Cold sparkling water with a splash of 100% fruit juice or slices of citrus or cucumber
Beat the heat. If you find you just can’t tolerate the heat, don’t skip out on your workout or physical activity time!
Find indoor locations where you can be active, such as a shopping mall, gym or community recreation center.
Discover activities you can do in your home or at work.
Adjust your workout schedule to early morning or late evening when it’s cooler outside.
Know the signs of heat-related conditions. According to the National Institutes of Health(link opens in new window), heat illnesses or emergencies can occur with exposure to high temperatures and humidity. Dehydration can occur when you don’t replace body fluids lost by sweating. Being even slightly dehydrated can make you feel bad and put you at greater risk for heat-related illnesses like heat exhaustion and heat stroke. Watch for these signs of mild to moderate dehydration:
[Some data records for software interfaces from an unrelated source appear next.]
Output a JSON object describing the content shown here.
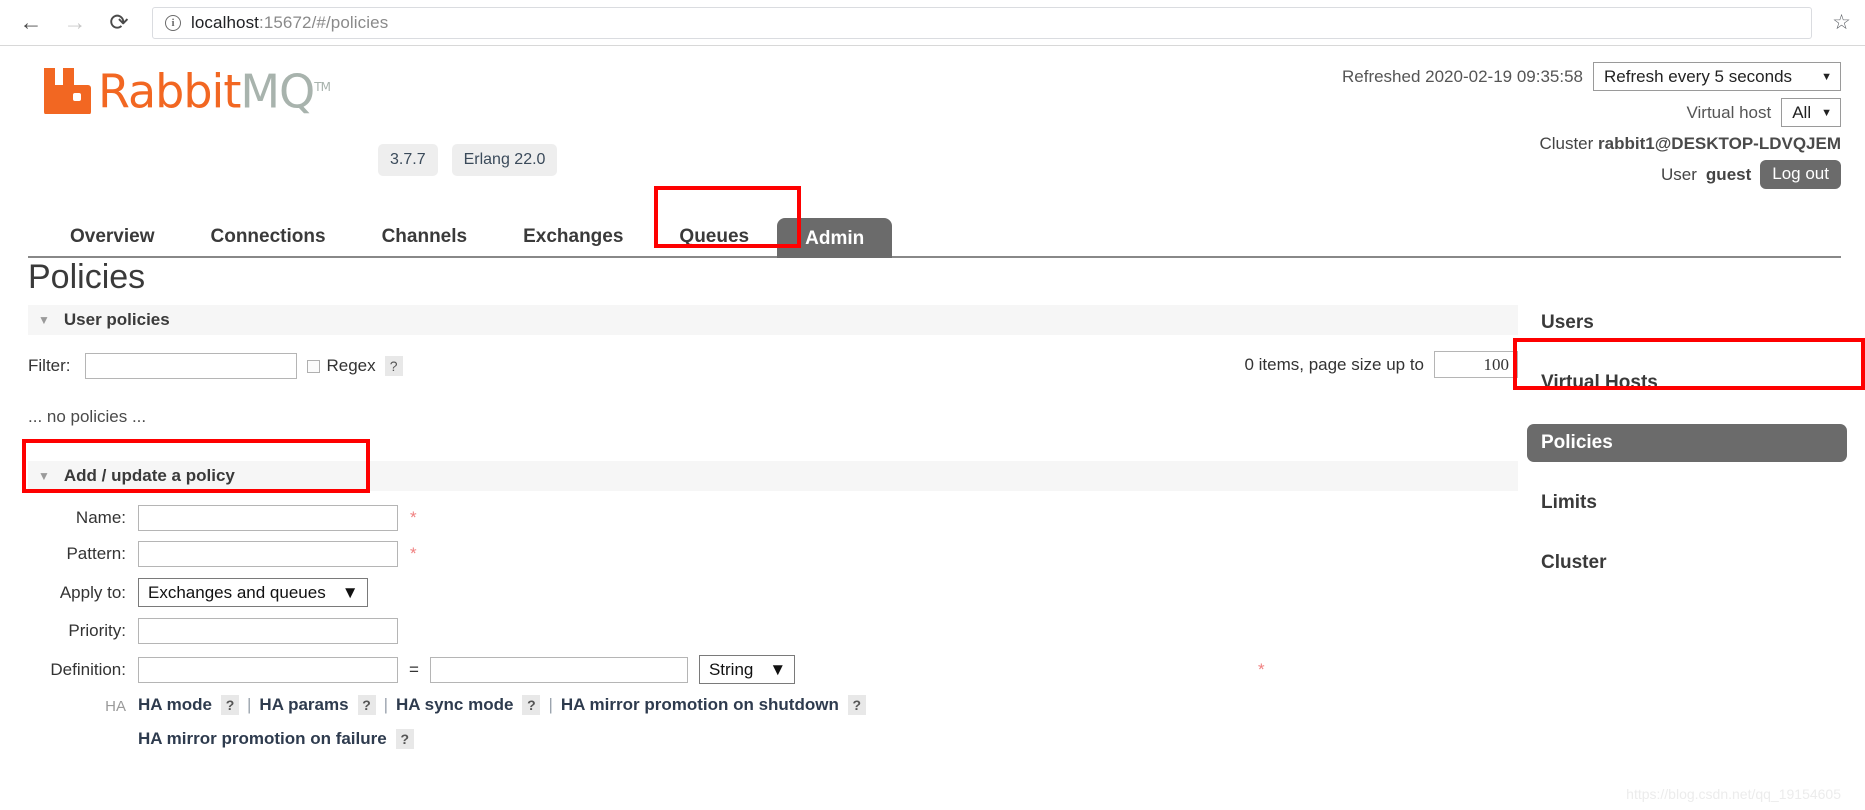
{
  "browser": {
    "back_icon": "arrow-left-icon",
    "forward_icon": "arrow-right-icon",
    "reload_icon": "reload-icon",
    "info_icon": "ⓘ",
    "url_host": "localhost",
    "url_rest": ":15672/#/policies",
    "bookmark_icon": "☆"
  },
  "header": {
    "logo_rabbit": "Rabbit",
    "logo_mq": "MQ",
    "logo_tm": "TM",
    "version_badge": "3.7.7",
    "erlang_badge": "Erlang 22.0",
    "refreshed_label": "Refreshed 2020-02-19 09:35:58",
    "refresh_select": "Refresh every 5 seconds",
    "vhost_label": "Virtual host",
    "vhost_select": "All",
    "cluster_label": "Cluster",
    "cluster_name": "rabbit1@DESKTOP-LDVQJEM",
    "user_label": "User",
    "user_name": "guest",
    "logout_label": "Log out",
    "caret": "▼"
  },
  "tabs": [
    {
      "label": "Overview",
      "active": false
    },
    {
      "label": "Connections",
      "active": false
    },
    {
      "label": "Channels",
      "active": false
    },
    {
      "label": "Exchanges",
      "active": false
    },
    {
      "label": "Queues",
      "active": false
    },
    {
      "label": "Admin",
      "active": true
    }
  ],
  "main": {
    "page_title": "Policies",
    "user_policies_section": "User policies",
    "filter_label": "Filter:",
    "filter_value": "",
    "regex_label": "Regex",
    "help_mark": "?",
    "pager_text": "0 items, page size up to",
    "page_size": "100",
    "no_policies": "... no policies ...",
    "add_section": "Add / update a policy",
    "triangle": "▼"
  },
  "form": {
    "name_label": "Name:",
    "name_value": "",
    "pattern_label": "Pattern:",
    "pattern_value": "",
    "apply_to_label": "Apply to:",
    "apply_to_value": "Exchanges and queues",
    "priority_label": "Priority:",
    "priority_value": "",
    "definition_label": "Definition:",
    "definition_key": "",
    "definition_equals": "=",
    "definition_value": "",
    "definition_type": "String",
    "required_mark": "*",
    "caret": "▼",
    "ha_tag": "HA",
    "ha_links_row1": [
      "HA mode",
      "HA params",
      "HA sync mode",
      "HA mirror promotion on shutdown"
    ],
    "ha_links_row2": [
      "HA mirror promotion on failure"
    ],
    "separator": "|"
  },
  "sidebar": {
    "items": [
      {
        "label": "Users",
        "active": false
      },
      {
        "label": "Virtual Hosts",
        "active": false
      },
      {
        "label": "Policies",
        "active": true
      },
      {
        "label": "Limits",
        "active": false
      },
      {
        "label": "Cluster",
        "active": false
      }
    ]
  },
  "watermark": "https://blog.csdn.net/qq_19154605",
  "colors": {
    "brand_orange": "#f26722",
    "brand_grey": "#a8b3ad",
    "highlight_red": "#fe0000",
    "active_grey": "#6b6b6b"
  }
}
Dry or sticky mouth
Dry, cool skin
Not urinating much or darker-colored urine
Signs of severe dehydration:
Not urinating or very dark-colored urine
Dry, shriveled skin
Irritability or confusion
Dizziness or lightheadedness
Fatigue or listlessness
Heat cramps are the first stage of heat illness and can share some of the symptoms of dehydration:
Muscle cramps and pains, often in the legs or abdomen
Very heavy sweating
Heat exhaustion symptoms include:
Dizziness or lightheadedness
Cool, moist skin
Nausea and vomiting
If you experience signs of dehydration, heat cramps or heat exhaustion:
Stop exercising right away.
Sip water or suck on ice cubes.
Move to the shade or indoors as soon as possible.
Douse yourself with cold water.
Apply cold, wet cloths to the neck, groin and armpits.
Seek medical attention if your condition doesn’t improve or gets worse.
Heat stroke is when the body is no longer able to regulate its temperature, and it keeps rising. This is very serious and requires immediate medical attention. Call 9-1-1 and take the actions above right away if you experience these symptoms:
High fever (above 104 degrees F)
Hot, dry, red skin
Fast, weak pulse
Fast, shallow breathing
Irrational behavior or extreme confusion
Seizure or unconsciousness
What if I’m recovering from a cardiac event or stroke?
Some people are afraid to exercise after a heart attack. But regular physical activity can help reduce your chances of having another heart attack.
The AHA published a statement in 2014 that doctors should prescribe exercise to stroke patients since there is strong evidence that physical activity and exercise after stroke can improve cardiovascular fitness, walking ability and upper arm strength.
If you’ve had a heart attack or stroke, talk with your doctor before starting any exercise to be sure you’re following a safe, effective physical activity program.